Developed in the 1830s, this is an elaborate yet surprisingly easy method of brewing. The pot consists of two chambers, an upper and a lower. Grounds go in the top, water in the bottom. As the water heats, it is forced into the upper chamber via vapor pressure. Once the appropriate brew time has been reached, remove the heat and gravity forces the brewed mix through a filter into the lower chamber. VOILA! Coffee!
Don’t worry, you won’t need Breaking Bad level skills, or even have to pass basic chemistry, for this method! Even better, the equipment makes you feel as if you’re in a science lab instead of a kitchen. Bonus points for ambiance!
When I think of Horror, I think of an intense buildup with a shocking jolt at the end. Which immediately made me think: ESPRESSO!
Espresso is sharp, strong, and bold. It’s the coffee choice for people who know what they want. Something rich, complex, and full of flavor. It’s for people who relish anticipation, who know that all good things come to those who wait.
Good espresso takes a bit of time. You have to allow the machine to warm, allow the pressure to build. And just when you think you can’t take anymore, your patience is rewarded! Both give you a power punch ending: satisfying, delicious, and guaranteed to wake you up. Espresso is also perfect for Horror because we all know there’s no sleeping after that ending anyway, right?!
There’s something deeply satisfying about good Literary Fiction. These books take you on a journey into the human experience. This genre requires a brewing method that explores the depth of the bean. That draws out the richly complex flavors hidden deep within. And there’s only one method that does that: Cold Brew.
To get a perfect cold brew, you have to let the grounds steep with cold water for 12 hours or longer. It’s a gentle brew method. One that brings out all the natural oils in the bean. It’s less acidic than brewed coffee and tends to be crisper and sweeter in flavor.
I find that Literary Fiction is so much the same. It’s a longer, drawn out experience. One that draws out deep emotions and stays with me long after I close the cover. I can’t think of a more perfect pairing.
When I picture having coffee in a historical setting, for some reason I envision a French Press. It’s true that this is a somewhat new brewing method, only coming about in the early 1920s. But there’s something elegant and refined about brewing coffee with a French Press. It’s relatively easy, once you get the hang of it, yet it elicits full flavor from whatever bean you use, giving you the ability to enjoy a complex set of flavors.
Enjoying a good Historical Fiction novel isn’t about stepping into a certain time period. It’s about falling into that time completely. It doesn’t matter if it’s ancient Athens or the turbulent 60s. I just want to be swept away. The French Press diffuses the elements of the bean together, submersing them to give you an experience that is complex, lush, and expressive. Just like Historical Fiction.
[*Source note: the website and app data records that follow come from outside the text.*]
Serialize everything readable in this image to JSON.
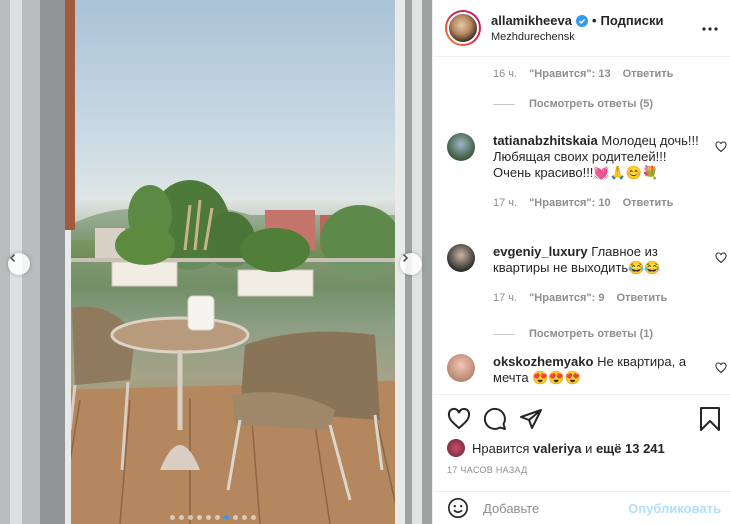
{
  "header": {
    "username": "allamikheeva",
    "separator": "•",
    "follow_label": "Подписки",
    "location": "Mezhdurechensk",
    "more_icon": "more-horizontal-icon"
  },
  "photo": {
    "carousel_count": 10,
    "carousel_active_index": 6
  },
  "comments": {
    "prev_meta": {
      "time": "16 ч.",
      "likes": "\"Нравится\": 13",
      "reply": "Ответить"
    },
    "prev_replies": "Посмотреть ответы (5)",
    "items": [
      {
        "user": "tatianabzhitskaia",
        "text": "Молодец дочь!!! Любящая своих родителей!!! Очень красиво!!!💓🙏😊💐",
        "time": "17 ч.",
        "likes": "\"Нравится\": 10",
        "reply": "Ответить"
      },
      {
        "user": "evgeniy_luxury",
        "text": "Главное из квартиры не выходить😂😂",
        "time": "17 ч.",
        "likes": "\"Нравится\": 9",
        "reply": "Ответить",
        "replies": "Посмотреть ответы (1)"
      },
      {
        "user": "okskozhemyako",
        "text": "Не квартира, а мечта 😍😍😍"
      }
    ]
  },
  "actions": {
    "liked_prefix": "Нравится",
    "liked_user": "valeriya",
    "liked_connector": "и",
    "liked_count": "ещё 13 241",
    "timestamp": "17 ЧАСОВ НАЗАД"
  },
  "add_comment": {
    "placeholder": "Добавьте",
    "publish_label": "Опубликовать"
  },
  "colors": {
    "accent": "#3897f0",
    "publish_disabled": "#b2dffc",
    "muted": "#8e8e8e"
  }
}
Really, there’s no wrong way to enjoy your coffee. Most days I’d take it in an IV if it was offered. But it is fun learning about new ways to brew and trying them out! Do you have a favorite brewing method? Or one you’re dying to try? Comment below and tell us how you make your favorite cup!
Jena Brown is a writer, reader, and blogger. When she isn’t reading, she is reviewing books and writing her first novel. She believes that books are magic and dreams are meant to be pursued. Come talk books http://www.jenabrownwrites.com